## ASSIGNED TASK
Determine how many lines of the data include the word "arrow", and write only that number.

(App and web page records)
□ □ □ □

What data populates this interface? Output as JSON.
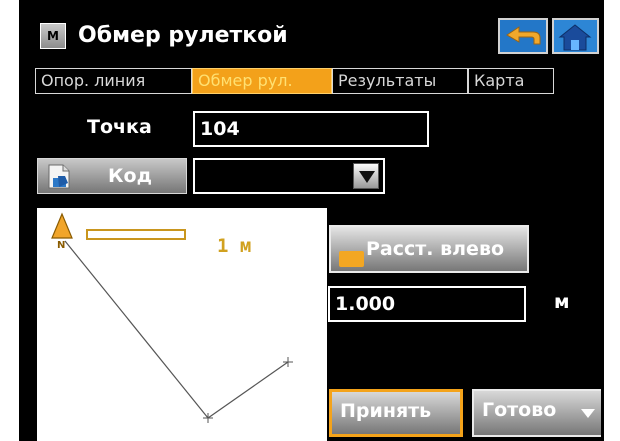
{
  "window": {
    "title": "Обмер рулеткой",
    "app_icon_letter": "M"
  },
  "tabs": [
    {
      "label": "Опор. линия",
      "active": false
    },
    {
      "label": "Обмер рул.",
      "active": true
    },
    {
      "label": "Результаты",
      "active": false
    },
    {
      "label": "Карта",
      "active": false
    }
  ],
  "form": {
    "point_label": "Точка",
    "point_value": "104",
    "code_button_label": "Код",
    "code_value": "",
    "distance_button_label": "Расст. влево",
    "distance_value": "1.000",
    "distance_unit": "м"
  },
  "map": {
    "scale_label": "1 м",
    "marker_icon": "north-arrow-icon",
    "line_color": "#555555",
    "scale_color": "#d1a11f"
  },
  "actions": {
    "accept_label": "Принять",
    "done_label": "Готово"
  },
  "colors": {
    "accent": "#f3a11a",
    "background": "#000000",
    "text": "#ffffff"
  }
}
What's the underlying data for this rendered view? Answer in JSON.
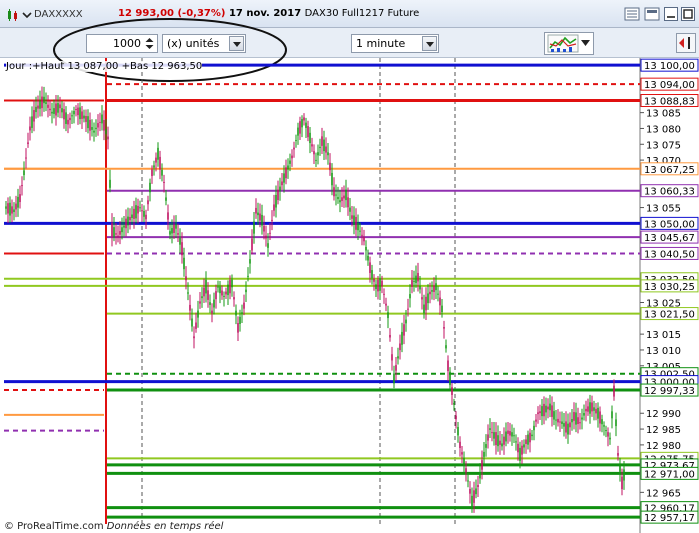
{
  "window": {
    "symbol": "DAXXXXX",
    "price": "12 993,00",
    "change": "(-0,37%)",
    "date": "17 nov. 2017",
    "instrument": "DAX30 Full1217 Future"
  },
  "toolbar": {
    "quantity_value": "1000",
    "quantity_unit": "(x) unités",
    "timeframe": "1 minute"
  },
  "legend": {
    "text": "Jour :+Haut 13 087,00 +Bas 12 963,50"
  },
  "footer": {
    "brand": "© ProRealTime.com",
    "realtime": "Données en temps réel"
  },
  "chart_data": {
    "type": "candlestick",
    "ylim": [
      12955,
      13101
    ],
    "y_ticks": [
      {
        "v": 13085,
        "label": "13 085"
      },
      {
        "v": 13080,
        "label": "13 080"
      },
      {
        "v": 13075,
        "label": "13 075"
      },
      {
        "v": 13070,
        "label": "13 070"
      },
      {
        "v": 13055,
        "label": "13 055"
      },
      {
        "v": 13025,
        "label": "13 025"
      },
      {
        "v": 13015,
        "label": "13 015"
      },
      {
        "v": 13010,
        "label": "13 010"
      },
      {
        "v": 13005,
        "label": "13 005"
      },
      {
        "v": 12990,
        "label": "12 990"
      },
      {
        "v": 12985,
        "label": "12 985"
      },
      {
        "v": 12980,
        "label": "12 980"
      },
      {
        "v": 12965,
        "label": "12 965"
      }
    ],
    "levels": [
      {
        "v": 13100.0,
        "label": "13 100,00",
        "color": "#1010d0",
        "style": "solid"
      },
      {
        "v": 13094.0,
        "label": "13 094,00",
        "color": "#e01010",
        "style": "dashed"
      },
      {
        "v": 13088.83,
        "label": "13 088,83",
        "color": "#e01010",
        "style": "solid"
      },
      {
        "v": 13067.25,
        "label": "13 067,25",
        "color": "#ff9a40",
        "style": "solid"
      },
      {
        "v": 13060.33,
        "label": "13 060,33",
        "color": "#9030b0",
        "style": "solid"
      },
      {
        "v": 13050.0,
        "label": "13 050,00",
        "color": "#1010d0",
        "style": "solid"
      },
      {
        "v": 13045.67,
        "label": "13 045,67",
        "color": "#9030b0",
        "style": "solid"
      },
      {
        "v": 13040.5,
        "label": "13 040,50",
        "color": "#9030b0",
        "style": "dashed"
      },
      {
        "v": 13032.5,
        "label": "13 032,50",
        "color": "#90c820",
        "style": "solid"
      },
      {
        "v": 13030.25,
        "label": "13 030,25",
        "color": "#90c820",
        "style": "solid"
      },
      {
        "v": 13021.5,
        "label": "13 021,50",
        "color": "#90c820",
        "style": "solid"
      },
      {
        "v": 13002.5,
        "label": "13 002,50",
        "color": "#109010",
        "style": "dashed"
      },
      {
        "v": 13000.0,
        "label": "13 000,00",
        "color": "#1010d0",
        "style": "solid"
      },
      {
        "v": 12997.33,
        "label": "12 997,33",
        "color": "#109010",
        "style": "solid"
      },
      {
        "v": 12975.75,
        "label": "12 975,75",
        "color": "#90c820",
        "style": "solid"
      },
      {
        "v": 12973.67,
        "label": "12 973,67",
        "color": "#109010",
        "style": "solid"
      },
      {
        "v": 12971.0,
        "label": "12 971,00",
        "color": "#109010",
        "style": "solid"
      },
      {
        "v": 12960.17,
        "label": "12 960,17",
        "color": "#109010",
        "style": "solid"
      },
      {
        "v": 12957.17,
        "label": "12 957,17",
        "color": "#109010",
        "style": "solid"
      }
    ],
    "previous_day_levels": [
      {
        "v": 13088.83,
        "color": "#e01010",
        "style": "solid"
      },
      {
        "v": 13067.25,
        "color": "#ff9a40",
        "style": "solid"
      },
      {
        "v": 13040.5,
        "color": "#e01010",
        "style": "solid"
      },
      {
        "v": 13000.0,
        "color": "#1010d0",
        "style": "solid"
      },
      {
        "v": 12997.33,
        "color": "#e01010",
        "style": "dashed"
      },
      {
        "v": 12989.5,
        "color": "#ff9a40",
        "style": "solid"
      },
      {
        "v": 12984.5,
        "color": "#9030b0",
        "style": "dashed"
      }
    ],
    "price_path": [
      [
        0,
        13055
      ],
      [
        8,
        13054
      ],
      [
        14,
        13058
      ],
      [
        18,
        13066
      ],
      [
        24,
        13080
      ],
      [
        30,
        13086
      ],
      [
        38,
        13089
      ],
      [
        46,
        13085
      ],
      [
        54,
        13087
      ],
      [
        62,
        13082
      ],
      [
        70,
        13086
      ],
      [
        80,
        13083
      ],
      [
        88,
        13079
      ],
      [
        96,
        13083
      ],
      [
        102,
        13077
      ],
      [
        106,
        13048
      ],
      [
        112,
        13046
      ],
      [
        120,
        13050
      ],
      [
        128,
        13053
      ],
      [
        134,
        13055
      ],
      [
        140,
        13052
      ],
      [
        146,
        13066
      ],
      [
        152,
        13072
      ],
      [
        158,
        13063
      ],
      [
        164,
        13047
      ],
      [
        170,
        13049
      ],
      [
        176,
        13042
      ],
      [
        182,
        13028
      ],
      [
        188,
        13014
      ],
      [
        194,
        13025
      ],
      [
        200,
        13030
      ],
      [
        206,
        13022
      ],
      [
        212,
        13030
      ],
      [
        218,
        13027
      ],
      [
        226,
        13031
      ],
      [
        232,
        13017
      ],
      [
        238,
        13024
      ],
      [
        244,
        13038
      ],
      [
        250,
        13054
      ],
      [
        256,
        13051
      ],
      [
        262,
        13043
      ],
      [
        268,
        13055
      ],
      [
        274,
        13061
      ],
      [
        280,
        13066
      ],
      [
        286,
        13071
      ],
      [
        292,
        13079
      ],
      [
        298,
        13083
      ],
      [
        304,
        13077
      ],
      [
        310,
        13070
      ],
      [
        316,
        13076
      ],
      [
        322,
        13072
      ],
      [
        328,
        13060
      ],
      [
        334,
        13057
      ],
      [
        340,
        13059
      ],
      [
        346,
        13052
      ],
      [
        352,
        13049
      ],
      [
        358,
        13045
      ],
      [
        364,
        13036
      ],
      [
        370,
        13030
      ],
      [
        376,
        13031
      ],
      [
        382,
        13021
      ],
      [
        388,
        13001
      ],
      [
        394,
        13011
      ],
      [
        400,
        13019
      ],
      [
        406,
        13031
      ],
      [
        412,
        13033
      ],
      [
        418,
        13023
      ],
      [
        424,
        13028
      ],
      [
        430,
        13030
      ],
      [
        436,
        13023
      ],
      [
        442,
        13005
      ],
      [
        448,
        12993
      ],
      [
        454,
        12980
      ],
      [
        460,
        12972
      ],
      [
        466,
        12962
      ],
      [
        472,
        12967
      ],
      [
        478,
        12977
      ],
      [
        484,
        12985
      ],
      [
        490,
        12982
      ],
      [
        496,
        12980
      ],
      [
        502,
        12984
      ],
      [
        508,
        12983
      ],
      [
        514,
        12977
      ],
      [
        520,
        12981
      ],
      [
        526,
        12983
      ],
      [
        532,
        12990
      ],
      [
        538,
        12991
      ],
      [
        544,
        12992
      ],
      [
        550,
        12988
      ],
      [
        556,
        12987
      ],
      [
        562,
        12985
      ],
      [
        568,
        12989
      ],
      [
        574,
        12987
      ],
      [
        580,
        12991
      ],
      [
        586,
        12992
      ],
      [
        592,
        12990
      ],
      [
        598,
        12986
      ],
      [
        604,
        12982
      ],
      [
        608,
        12997
      ],
      [
        612,
        12977
      ],
      [
        616,
        12968
      ],
      [
        620,
        12973
      ]
    ]
  }
}
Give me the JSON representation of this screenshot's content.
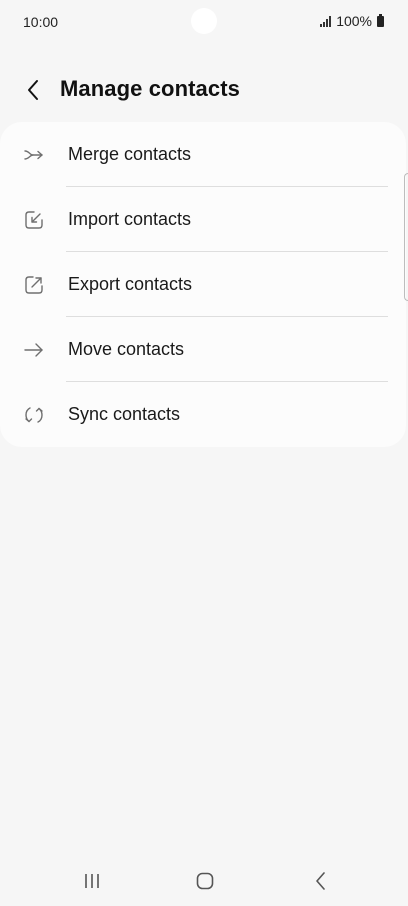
{
  "status_bar": {
    "time": "10:00",
    "battery": "100%"
  },
  "header": {
    "title": "Manage contacts",
    "back_icon": "back-arrow-icon"
  },
  "menu": {
    "items": [
      {
        "label": "Merge contacts",
        "icon": "merge-icon"
      },
      {
        "label": "Import contacts",
        "icon": "import-icon"
      },
      {
        "label": "Export contacts",
        "icon": "export-icon"
      },
      {
        "label": "Move contacts",
        "icon": "move-arrow-icon"
      },
      {
        "label": "Sync contacts",
        "icon": "sync-icon"
      }
    ]
  },
  "nav_bar": {
    "recents_icon": "recent-apps-icon",
    "home_icon": "home-icon",
    "back_icon": "nav-back-icon"
  },
  "colors": {
    "background": "#f6f6f6",
    "card": "#fcfcfc",
    "icon_gray": "#6f6f6f",
    "text": "#1a1a1a"
  }
}
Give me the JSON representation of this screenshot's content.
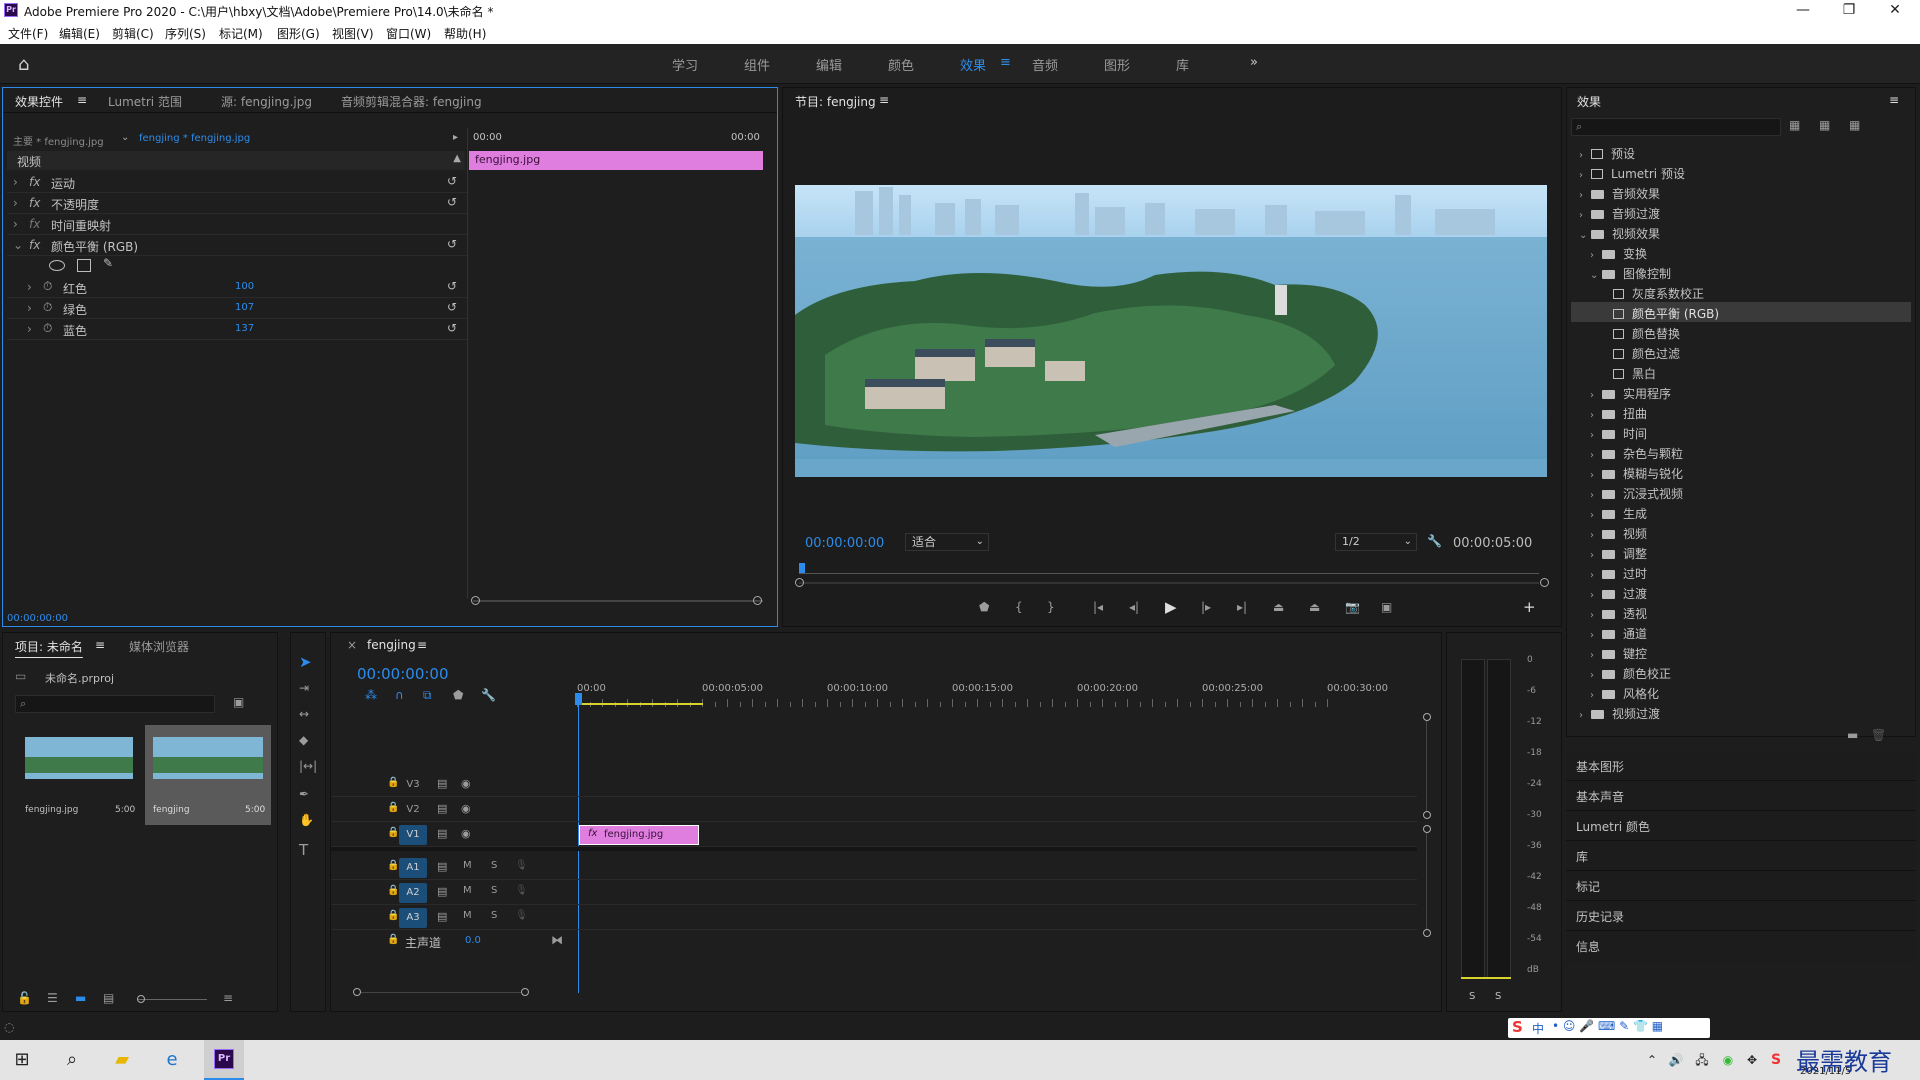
{
  "window": {
    "title": "Adobe Premiere Pro 2020 - C:\\用户\\hbxy\\文档\\Adobe\\Premiere Pro\\14.0\\未命名 *",
    "app_icon": "Pr",
    "controls": {
      "minimize": "—",
      "maximize": "❐",
      "close": "✕"
    }
  },
  "menu": [
    "文件(F)",
    "编辑(E)",
    "剪辑(C)",
    "序列(S)",
    "标记(M)",
    "图形(G)",
    "视图(V)",
    "窗口(W)",
    "帮助(H)"
  ],
  "workspaces": {
    "items": [
      "学习",
      "组件",
      "编辑",
      "颜色",
      "效果",
      "音频",
      "图形",
      "库"
    ],
    "active": "效果",
    "more": "»"
  },
  "effect_controls": {
    "tabs": [
      "效果控件",
      "Lumetri 范围",
      "源: fengjing.jpg",
      "音频剪辑混合器: fengjing"
    ],
    "master": "主要 * fengjing.jpg",
    "clip": "fengjing * fengjing.jpg",
    "time_start": "00:00",
    "time_end": "00:00",
    "clip_bar": "fengjing.jpg",
    "section": "视频",
    "effects": [
      {
        "name": "运动"
      },
      {
        "name": "不透明度"
      },
      {
        "name": "时间重映射"
      },
      {
        "name": "颜色平衡 (RGB)"
      }
    ],
    "params": [
      {
        "name": "红色",
        "value": "100"
      },
      {
        "name": "绿色",
        "value": "107"
      },
      {
        "name": "蓝色",
        "value": "137"
      }
    ],
    "timecode": "00:00:00:00"
  },
  "program": {
    "tab": "节目: fengjing",
    "timecode": "00:00:00:00",
    "fit": "适合",
    "resolution": "1/2",
    "duration": "00:00:05:00"
  },
  "effects_panel": {
    "title": "效果",
    "tree": [
      {
        "label": "预设",
        "level": 0,
        "type": "preset",
        "open": false
      },
      {
        "label": "Lumetri 预设",
        "level": 0,
        "type": "preset",
        "open": false
      },
      {
        "label": "音频效果",
        "level": 0,
        "type": "folder",
        "open": false
      },
      {
        "label": "音频过渡",
        "level": 0,
        "type": "folder",
        "open": false
      },
      {
        "label": "视频效果",
        "level": 0,
        "type": "folder",
        "open": true
      },
      {
        "label": "变换",
        "level": 1,
        "type": "folder",
        "open": false
      },
      {
        "label": "图像控制",
        "level": 1,
        "type": "folder",
        "open": true
      },
      {
        "label": "灰度系数校正",
        "level": 2,
        "type": "item"
      },
      {
        "label": "颜色平衡 (RGB)",
        "level": 2,
        "type": "item",
        "selected": true
      },
      {
        "label": "颜色替换",
        "level": 2,
        "type": "item"
      },
      {
        "label": "颜色过滤",
        "level": 2,
        "type": "item"
      },
      {
        "label": "黑白",
        "level": 2,
        "type": "item"
      },
      {
        "label": "实用程序",
        "level": 1,
        "type": "folder"
      },
      {
        "label": "扭曲",
        "level": 1,
        "type": "folder"
      },
      {
        "label": "时间",
        "level": 1,
        "type": "folder"
      },
      {
        "label": "杂色与颗粒",
        "level": 1,
        "type": "folder"
      },
      {
        "label": "模糊与锐化",
        "level": 1,
        "type": "folder"
      },
      {
        "label": "沉浸式视频",
        "level": 1,
        "type": "folder"
      },
      {
        "label": "生成",
        "level": 1,
        "type": "folder"
      },
      {
        "label": "视频",
        "level": 1,
        "type": "folder"
      },
      {
        "label": "调整",
        "level": 1,
        "type": "folder"
      },
      {
        "label": "过时",
        "level": 1,
        "type": "folder"
      },
      {
        "label": "过渡",
        "level": 1,
        "type": "folder"
      },
      {
        "label": "透视",
        "level": 1,
        "type": "folder"
      },
      {
        "label": "通道",
        "level": 1,
        "type": "folder"
      },
      {
        "label": "键控",
        "level": 1,
        "type": "folder"
      },
      {
        "label": "颜色校正",
        "level": 1,
        "type": "folder"
      },
      {
        "label": "风格化",
        "level": 1,
        "type": "folder"
      },
      {
        "label": "视频过渡",
        "level": 0,
        "type": "folder"
      }
    ],
    "sections": [
      "基本图形",
      "基本声音",
      "Lumetri 颜色",
      "库",
      "标记",
      "历史记录",
      "信息"
    ]
  },
  "project": {
    "tabs": [
      "项目: 未命名",
      "媒体浏览器"
    ],
    "file": "未命名.prproj",
    "items": [
      {
        "name": "fengjing.jpg",
        "duration": "5:00"
      },
      {
        "name": "fengjing",
        "duration": "5:00"
      }
    ]
  },
  "timeline": {
    "tab": "fengjing",
    "timecode": "00:00:00:00",
    "ruler": [
      "00:00",
      "00:00:05:00",
      "00:00:10:00",
      "00:00:15:00",
      "00:00:20:00",
      "00:00:25:00",
      "00:00:30:00"
    ],
    "video_tracks": [
      "V3",
      "V2",
      "V1"
    ],
    "audio_tracks": [
      "A1",
      "A2",
      "A3"
    ],
    "master": "主声道",
    "master_value": "0.0",
    "clip": "fengjing.jpg",
    "m": "M",
    "s": "S"
  },
  "meter": {
    "labels": [
      "0",
      "-6",
      "-12",
      "-18",
      "-24",
      "-30",
      "-36",
      "-42",
      "-48",
      "-54",
      "dB"
    ],
    "solo": [
      "S",
      "S"
    ]
  },
  "taskbar": {
    "date": "2021/11/5",
    "watermark": "最需教育",
    "ime": "中"
  }
}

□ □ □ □

## FINAL ANSWER
3